Instructions for the task: Please return every line in the following data that includes the string "true".

Records supplied:
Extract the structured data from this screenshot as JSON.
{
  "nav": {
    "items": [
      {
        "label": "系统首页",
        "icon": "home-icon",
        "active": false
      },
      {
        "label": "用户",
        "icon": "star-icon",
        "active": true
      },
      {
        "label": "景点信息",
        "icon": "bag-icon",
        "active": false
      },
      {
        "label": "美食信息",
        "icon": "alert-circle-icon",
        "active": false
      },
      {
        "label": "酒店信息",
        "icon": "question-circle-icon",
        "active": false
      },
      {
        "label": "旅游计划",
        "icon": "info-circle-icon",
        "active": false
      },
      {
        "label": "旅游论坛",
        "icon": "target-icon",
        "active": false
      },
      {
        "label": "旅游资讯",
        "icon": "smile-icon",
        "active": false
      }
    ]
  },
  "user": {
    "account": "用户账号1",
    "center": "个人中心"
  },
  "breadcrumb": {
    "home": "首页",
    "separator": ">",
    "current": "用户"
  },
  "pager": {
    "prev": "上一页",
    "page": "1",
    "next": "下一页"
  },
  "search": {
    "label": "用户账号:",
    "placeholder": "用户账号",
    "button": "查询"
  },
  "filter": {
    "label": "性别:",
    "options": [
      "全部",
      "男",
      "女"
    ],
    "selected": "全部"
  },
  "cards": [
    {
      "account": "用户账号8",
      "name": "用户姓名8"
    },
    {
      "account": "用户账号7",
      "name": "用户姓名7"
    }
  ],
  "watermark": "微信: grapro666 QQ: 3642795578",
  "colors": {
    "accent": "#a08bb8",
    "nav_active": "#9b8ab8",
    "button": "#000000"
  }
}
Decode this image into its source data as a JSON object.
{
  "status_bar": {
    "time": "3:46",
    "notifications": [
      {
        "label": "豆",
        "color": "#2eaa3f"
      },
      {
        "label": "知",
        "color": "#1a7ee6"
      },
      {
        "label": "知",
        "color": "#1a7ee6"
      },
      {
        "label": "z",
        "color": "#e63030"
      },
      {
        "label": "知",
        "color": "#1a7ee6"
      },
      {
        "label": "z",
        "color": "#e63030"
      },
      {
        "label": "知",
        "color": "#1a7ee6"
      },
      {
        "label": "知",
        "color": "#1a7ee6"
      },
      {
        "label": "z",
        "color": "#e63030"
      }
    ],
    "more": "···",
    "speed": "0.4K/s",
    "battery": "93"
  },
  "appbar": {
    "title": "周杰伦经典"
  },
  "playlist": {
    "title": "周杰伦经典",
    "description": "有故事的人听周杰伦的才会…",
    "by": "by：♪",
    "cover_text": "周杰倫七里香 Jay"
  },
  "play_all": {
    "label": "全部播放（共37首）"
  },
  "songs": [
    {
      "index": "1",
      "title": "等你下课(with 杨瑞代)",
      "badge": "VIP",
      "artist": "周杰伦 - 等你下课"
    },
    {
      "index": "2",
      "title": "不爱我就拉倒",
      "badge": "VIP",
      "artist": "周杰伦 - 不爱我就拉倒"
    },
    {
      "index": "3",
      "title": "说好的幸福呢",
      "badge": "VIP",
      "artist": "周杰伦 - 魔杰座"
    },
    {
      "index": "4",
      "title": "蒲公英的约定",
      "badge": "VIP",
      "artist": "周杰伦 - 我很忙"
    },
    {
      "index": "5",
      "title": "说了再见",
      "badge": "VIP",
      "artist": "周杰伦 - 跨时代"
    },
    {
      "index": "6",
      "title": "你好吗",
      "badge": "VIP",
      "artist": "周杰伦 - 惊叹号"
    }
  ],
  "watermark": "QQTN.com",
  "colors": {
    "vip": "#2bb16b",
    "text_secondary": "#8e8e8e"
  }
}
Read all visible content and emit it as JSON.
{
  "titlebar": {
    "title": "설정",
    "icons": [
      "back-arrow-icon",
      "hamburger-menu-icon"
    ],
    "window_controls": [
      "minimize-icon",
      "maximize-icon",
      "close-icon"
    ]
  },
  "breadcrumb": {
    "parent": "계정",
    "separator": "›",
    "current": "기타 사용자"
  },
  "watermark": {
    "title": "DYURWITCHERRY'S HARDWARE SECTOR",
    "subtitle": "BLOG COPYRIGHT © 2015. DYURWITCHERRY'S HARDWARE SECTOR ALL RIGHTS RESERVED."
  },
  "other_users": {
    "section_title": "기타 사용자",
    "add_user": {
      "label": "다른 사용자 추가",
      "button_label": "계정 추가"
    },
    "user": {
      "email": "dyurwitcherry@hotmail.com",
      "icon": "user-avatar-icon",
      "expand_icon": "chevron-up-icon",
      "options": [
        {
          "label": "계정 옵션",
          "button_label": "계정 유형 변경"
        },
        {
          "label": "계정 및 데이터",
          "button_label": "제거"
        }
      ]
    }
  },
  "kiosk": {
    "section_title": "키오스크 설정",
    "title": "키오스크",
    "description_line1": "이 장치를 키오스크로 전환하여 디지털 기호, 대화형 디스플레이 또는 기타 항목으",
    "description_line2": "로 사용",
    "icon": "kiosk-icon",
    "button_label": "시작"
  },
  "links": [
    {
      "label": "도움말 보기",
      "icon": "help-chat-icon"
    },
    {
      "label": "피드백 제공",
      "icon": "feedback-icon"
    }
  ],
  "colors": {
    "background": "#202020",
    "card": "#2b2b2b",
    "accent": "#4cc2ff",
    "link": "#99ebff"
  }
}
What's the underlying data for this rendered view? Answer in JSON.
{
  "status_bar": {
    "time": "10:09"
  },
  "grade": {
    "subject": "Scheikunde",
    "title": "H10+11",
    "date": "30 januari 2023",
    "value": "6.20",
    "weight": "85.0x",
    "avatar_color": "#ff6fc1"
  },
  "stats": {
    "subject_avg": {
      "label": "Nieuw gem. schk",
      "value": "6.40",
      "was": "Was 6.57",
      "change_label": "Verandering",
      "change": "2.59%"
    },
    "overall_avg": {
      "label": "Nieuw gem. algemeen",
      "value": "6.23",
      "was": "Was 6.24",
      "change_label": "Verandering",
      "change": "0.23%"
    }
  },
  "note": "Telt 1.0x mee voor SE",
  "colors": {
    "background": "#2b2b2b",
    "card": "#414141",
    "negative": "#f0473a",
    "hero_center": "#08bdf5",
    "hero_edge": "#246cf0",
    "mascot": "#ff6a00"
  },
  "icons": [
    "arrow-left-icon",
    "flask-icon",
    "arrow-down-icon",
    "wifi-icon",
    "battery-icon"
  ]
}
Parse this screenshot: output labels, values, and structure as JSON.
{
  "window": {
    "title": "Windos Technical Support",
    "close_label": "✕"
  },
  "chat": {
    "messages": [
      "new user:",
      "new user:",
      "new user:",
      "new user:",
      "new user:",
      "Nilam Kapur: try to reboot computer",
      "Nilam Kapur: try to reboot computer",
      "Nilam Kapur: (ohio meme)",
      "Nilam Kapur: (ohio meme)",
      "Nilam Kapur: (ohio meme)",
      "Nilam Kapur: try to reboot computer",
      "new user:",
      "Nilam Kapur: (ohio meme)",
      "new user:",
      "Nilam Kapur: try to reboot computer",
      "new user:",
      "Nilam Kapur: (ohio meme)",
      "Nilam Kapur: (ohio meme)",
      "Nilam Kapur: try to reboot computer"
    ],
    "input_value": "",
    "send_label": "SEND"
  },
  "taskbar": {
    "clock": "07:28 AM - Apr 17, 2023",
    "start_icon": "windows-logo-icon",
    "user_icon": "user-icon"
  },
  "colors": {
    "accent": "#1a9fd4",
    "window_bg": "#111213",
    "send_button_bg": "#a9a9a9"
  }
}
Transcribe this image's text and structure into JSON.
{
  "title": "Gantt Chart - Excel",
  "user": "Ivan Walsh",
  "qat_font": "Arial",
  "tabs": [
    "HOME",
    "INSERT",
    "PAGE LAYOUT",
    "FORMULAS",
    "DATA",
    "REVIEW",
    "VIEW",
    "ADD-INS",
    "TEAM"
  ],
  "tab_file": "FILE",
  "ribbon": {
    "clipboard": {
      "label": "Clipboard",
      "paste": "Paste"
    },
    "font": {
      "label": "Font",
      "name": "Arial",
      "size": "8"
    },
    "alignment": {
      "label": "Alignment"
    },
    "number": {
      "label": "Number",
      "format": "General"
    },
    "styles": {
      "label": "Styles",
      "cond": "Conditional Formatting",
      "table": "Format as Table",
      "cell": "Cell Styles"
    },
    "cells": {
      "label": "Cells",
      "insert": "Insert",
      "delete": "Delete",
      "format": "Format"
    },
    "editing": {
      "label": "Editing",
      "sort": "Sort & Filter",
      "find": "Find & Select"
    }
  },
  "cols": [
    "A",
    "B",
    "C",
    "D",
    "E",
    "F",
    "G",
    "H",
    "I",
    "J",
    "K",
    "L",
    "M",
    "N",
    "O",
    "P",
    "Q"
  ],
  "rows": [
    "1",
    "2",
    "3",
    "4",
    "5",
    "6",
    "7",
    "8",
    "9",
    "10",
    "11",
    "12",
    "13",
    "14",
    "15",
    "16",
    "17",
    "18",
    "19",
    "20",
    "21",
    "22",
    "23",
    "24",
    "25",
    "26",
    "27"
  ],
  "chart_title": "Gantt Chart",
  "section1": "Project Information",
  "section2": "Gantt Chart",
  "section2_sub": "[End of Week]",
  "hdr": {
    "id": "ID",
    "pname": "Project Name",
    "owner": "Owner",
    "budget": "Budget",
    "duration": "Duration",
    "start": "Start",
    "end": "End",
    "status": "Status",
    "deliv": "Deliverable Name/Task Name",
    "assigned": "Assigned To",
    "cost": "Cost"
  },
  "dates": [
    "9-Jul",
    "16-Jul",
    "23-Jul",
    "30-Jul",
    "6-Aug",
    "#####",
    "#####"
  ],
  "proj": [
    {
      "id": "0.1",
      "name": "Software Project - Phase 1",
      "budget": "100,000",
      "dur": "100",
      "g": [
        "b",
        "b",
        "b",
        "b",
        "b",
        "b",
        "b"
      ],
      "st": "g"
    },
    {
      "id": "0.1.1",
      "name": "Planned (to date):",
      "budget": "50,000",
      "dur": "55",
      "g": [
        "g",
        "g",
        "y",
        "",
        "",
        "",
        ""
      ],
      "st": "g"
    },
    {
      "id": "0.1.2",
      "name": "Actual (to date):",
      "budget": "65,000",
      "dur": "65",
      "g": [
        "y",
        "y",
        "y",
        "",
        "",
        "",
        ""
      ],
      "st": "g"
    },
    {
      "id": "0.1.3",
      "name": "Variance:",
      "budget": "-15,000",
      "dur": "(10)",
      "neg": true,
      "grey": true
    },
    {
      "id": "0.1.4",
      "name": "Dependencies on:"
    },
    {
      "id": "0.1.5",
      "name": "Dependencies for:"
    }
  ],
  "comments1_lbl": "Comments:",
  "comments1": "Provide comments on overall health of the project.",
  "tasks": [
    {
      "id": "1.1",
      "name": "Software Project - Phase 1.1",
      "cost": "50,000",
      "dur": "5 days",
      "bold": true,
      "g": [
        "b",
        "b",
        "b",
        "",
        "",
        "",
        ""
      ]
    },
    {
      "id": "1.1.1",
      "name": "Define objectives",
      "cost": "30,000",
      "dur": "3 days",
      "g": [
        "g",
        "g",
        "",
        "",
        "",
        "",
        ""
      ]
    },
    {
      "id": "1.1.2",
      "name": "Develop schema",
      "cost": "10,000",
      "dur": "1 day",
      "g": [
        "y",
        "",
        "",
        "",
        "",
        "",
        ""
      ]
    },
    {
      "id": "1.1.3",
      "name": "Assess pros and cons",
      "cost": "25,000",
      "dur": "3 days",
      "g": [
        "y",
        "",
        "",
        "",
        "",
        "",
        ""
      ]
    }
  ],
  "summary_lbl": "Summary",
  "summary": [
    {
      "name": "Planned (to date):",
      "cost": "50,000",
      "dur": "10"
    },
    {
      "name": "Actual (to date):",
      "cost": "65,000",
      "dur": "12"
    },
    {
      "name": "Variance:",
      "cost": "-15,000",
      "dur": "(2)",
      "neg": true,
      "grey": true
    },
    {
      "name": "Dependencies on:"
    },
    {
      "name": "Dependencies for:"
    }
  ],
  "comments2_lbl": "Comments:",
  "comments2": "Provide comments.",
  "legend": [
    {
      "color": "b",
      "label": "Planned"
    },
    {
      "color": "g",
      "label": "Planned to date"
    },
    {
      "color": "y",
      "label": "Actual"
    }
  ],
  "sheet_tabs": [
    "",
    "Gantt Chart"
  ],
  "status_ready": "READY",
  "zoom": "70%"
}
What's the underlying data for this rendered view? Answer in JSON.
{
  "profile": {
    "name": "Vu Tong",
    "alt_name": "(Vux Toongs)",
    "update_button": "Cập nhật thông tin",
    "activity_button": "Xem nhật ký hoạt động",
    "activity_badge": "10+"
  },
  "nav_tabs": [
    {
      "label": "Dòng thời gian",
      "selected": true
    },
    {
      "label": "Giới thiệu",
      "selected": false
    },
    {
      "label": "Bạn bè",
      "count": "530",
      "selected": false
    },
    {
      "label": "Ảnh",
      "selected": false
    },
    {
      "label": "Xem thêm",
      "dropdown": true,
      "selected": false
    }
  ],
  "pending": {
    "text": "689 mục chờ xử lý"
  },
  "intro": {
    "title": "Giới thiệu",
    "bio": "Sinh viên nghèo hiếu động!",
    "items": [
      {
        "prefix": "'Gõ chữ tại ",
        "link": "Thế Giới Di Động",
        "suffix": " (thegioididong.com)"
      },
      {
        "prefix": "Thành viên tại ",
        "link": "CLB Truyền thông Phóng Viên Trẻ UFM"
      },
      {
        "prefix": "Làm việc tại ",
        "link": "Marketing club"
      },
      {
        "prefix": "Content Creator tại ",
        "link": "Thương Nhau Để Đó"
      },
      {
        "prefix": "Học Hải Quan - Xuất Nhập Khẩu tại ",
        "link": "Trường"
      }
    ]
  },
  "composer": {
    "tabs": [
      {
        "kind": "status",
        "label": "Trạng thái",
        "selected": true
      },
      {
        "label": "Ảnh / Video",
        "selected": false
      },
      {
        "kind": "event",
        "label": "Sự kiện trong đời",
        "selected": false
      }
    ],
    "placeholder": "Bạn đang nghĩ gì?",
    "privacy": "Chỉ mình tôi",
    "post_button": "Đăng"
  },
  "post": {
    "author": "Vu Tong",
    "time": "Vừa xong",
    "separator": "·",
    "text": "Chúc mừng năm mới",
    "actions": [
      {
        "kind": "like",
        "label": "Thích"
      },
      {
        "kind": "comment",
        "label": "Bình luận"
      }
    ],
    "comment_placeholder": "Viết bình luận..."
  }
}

Solution:
        "active": true
      "neg": true,
      "grey": true
      "bold": true,
      "neg": true,
      "grey": true
      "selected": true
      "dropdown": true,
        "selected": true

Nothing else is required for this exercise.